I’m paid periodically if funds are available. This year so far I’ve been paid $5,000.
Obviously you can’t live off that.
Um, no. I supplement my income with odd jobs, building projects, remodeling, things like that.
What has to happen to make arts organizations here sustainable?
There needs to be more emphasis on infrastructure from a governmental perspective. We’ve been talking with the mayor’s office; we’re looking for organizational support from the Regional Arts Culture Council…but it’s hard in this town. We’ve seen art centers come and go. We’ve seen PICA metamorphose from what was a contemporary art center into what is essentially a festival. Again and again we see it’s not enough to extol the virtues of how creative this city is. If you don’t have infrastructure and funding, you lose the ability to attract and keep creative people and their ideas.
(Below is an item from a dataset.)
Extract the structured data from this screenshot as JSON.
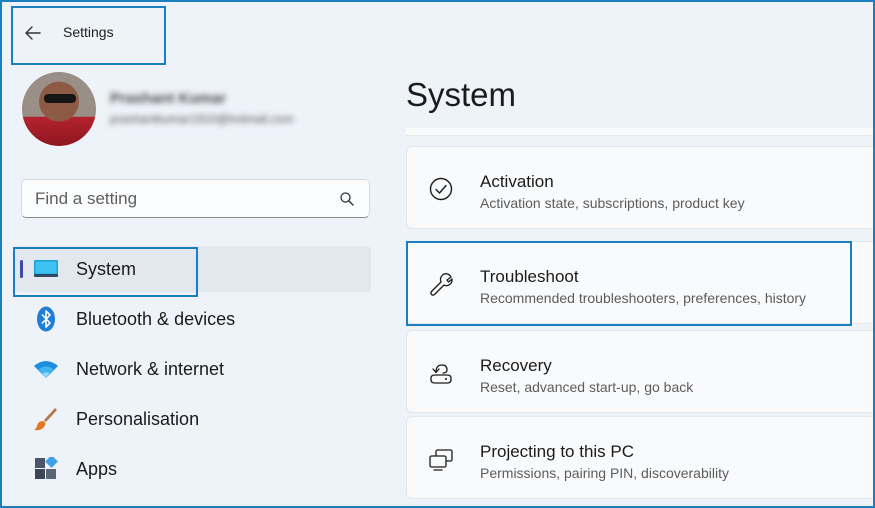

In the past, we’ve seen people who were burgeoning superstars move on to places with more opportunities: Miranda July went to L.A., Zefrey Throwell went to San Francisco and New York. You know, some people say infrastructure is an old model—that an arts organization can have virtual shows. That’s bullshit. There’s a need for people to look at art and interact with artists in real space and real time.
What’s coming up in the space?
We’re excited about our art auction on Nov. 7, which will have work by almost 60 artists. Anna Fidler has a beautiful show opening on the 14th called The Game. She’s doing large-scale portraits of the Blazers and scenes inspired by the energy and physicality of the game. We also have a new “gallery within a gallery” called the Vestibule, which is this cozy little entry hallway where we’re going to be showing emerging artists.
Since Disjecta began, times have changed, and it seems like you have, too.
I’m probably a little softer and more flexible now in terms of listening to other perspectives in the community. I’m still confident, but I probably have less bravado. In some sense I’ll always be an iconoclast, though. I like to get things done and not languish, even if that means going against the grain. I think that’s a good thing.
SEE IT: Disjecta Third Annual Art Auction at Disjecta, 8371 N Interstate Ave., 286-9449. 7 pm Saturday, Nov. 7. $20. Upcoming gallery shows include Anna Fidler’s The Game and David Stein’s Monarch (in the Vestibule). Both shows run Nov. 14-Dec. 20. Opening reception for both shows at 6 pm Saturday, Nov. 14. More info at disjecta.org.